▶ **EXERCISE MATERIALS**:
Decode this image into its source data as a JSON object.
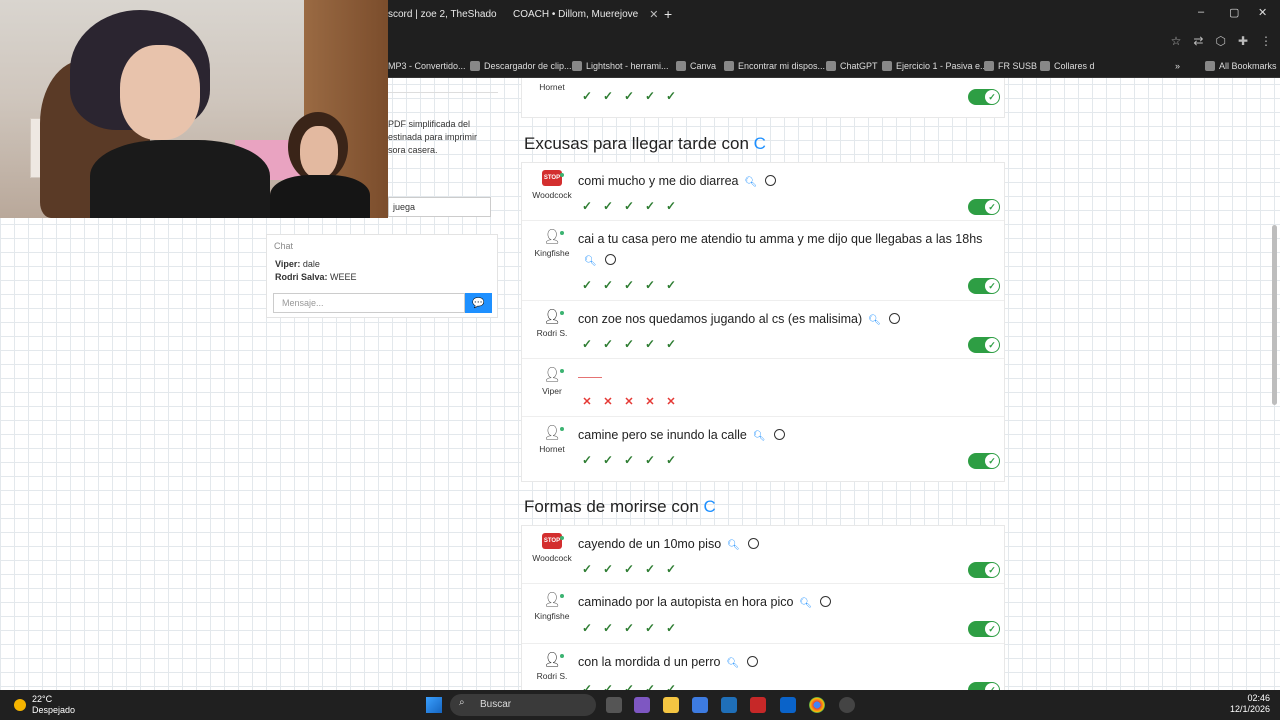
{
  "browser": {
    "tabs": [
      {
        "label": "scord | zoe 2, TheShado"
      },
      {
        "label": "COACH • Dillom, Muerejove"
      }
    ],
    "new_tab_label": "+",
    "window_controls": [
      "–",
      "▢",
      "✕"
    ],
    "bookmarks": [
      "MP3 - Convertido...",
      "Descargador de clip...",
      "Lightshot - herrami...",
      "Canva",
      "Encontrar mi dispos...",
      "ChatGPT",
      "Ejercicio 1 - Pasiva e...",
      "FR SUSB",
      "Collares d",
      "All Bookmarks"
    ]
  },
  "left_panel": {
    "description": "PDF simplificada del\nestinada para imprimir\nsora casera.",
    "search_value": "juega",
    "chat": {
      "title": "Chat",
      "messages": [
        {
          "user": "Viper:",
          "text": "dale"
        },
        {
          "user": "Rodri Salva:",
          "text": "WEEE"
        }
      ],
      "input_placeholder": "Mensaje..."
    }
  },
  "content": {
    "top_row": {
      "player": "Hornet"
    },
    "sections": [
      {
        "title": "Excusas para llegar tarde con",
        "letter": "C",
        "answers": [
          {
            "player": "Woodcock",
            "avatar": "stop",
            "text": "comi mucho y me dio diarrea",
            "valid": true
          },
          {
            "player": "Kingfishe",
            "avatar": "user",
            "text": "cai a tu casa pero me atendio tu amma y me dijo que llegabas a las 18hs",
            "valid": true
          },
          {
            "player": "Rodri S.",
            "avatar": "user-dark",
            "text": "con zoe nos quedamos jugando al cs (es malisima)",
            "valid": true
          },
          {
            "player": "Viper",
            "avatar": "user",
            "text": "",
            "valid": false
          },
          {
            "player": "Hornet",
            "avatar": "user",
            "text": "camine pero se inundo la calle",
            "valid": true
          }
        ]
      },
      {
        "title": "Formas de morirse con",
        "letter": "C",
        "answers": [
          {
            "player": "Woodcock",
            "avatar": "stop",
            "text": "cayendo de un 10mo piso",
            "valid": true
          },
          {
            "player": "Kingfishe",
            "avatar": "user",
            "text": "caminado por la autopista en hora pico",
            "valid": true
          },
          {
            "player": "Rodri S.",
            "avatar": "user-dark",
            "text": "con la mordida d un perro",
            "valid": true
          }
        ]
      }
    ],
    "stop_badge": "STOP"
  },
  "taskbar": {
    "temperature": "22°C",
    "weather": "Despejado",
    "search_label": "Buscar",
    "time": "02:46",
    "date": "12/1/2026"
  },
  "colors": {
    "accent": "#1e90ff",
    "valid_green": "#2e9e44",
    "invalid_red": "#e53935"
  }
}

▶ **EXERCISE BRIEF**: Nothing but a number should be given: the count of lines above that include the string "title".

▶ **SOLUTION FOR THIS PROBLEM**: 3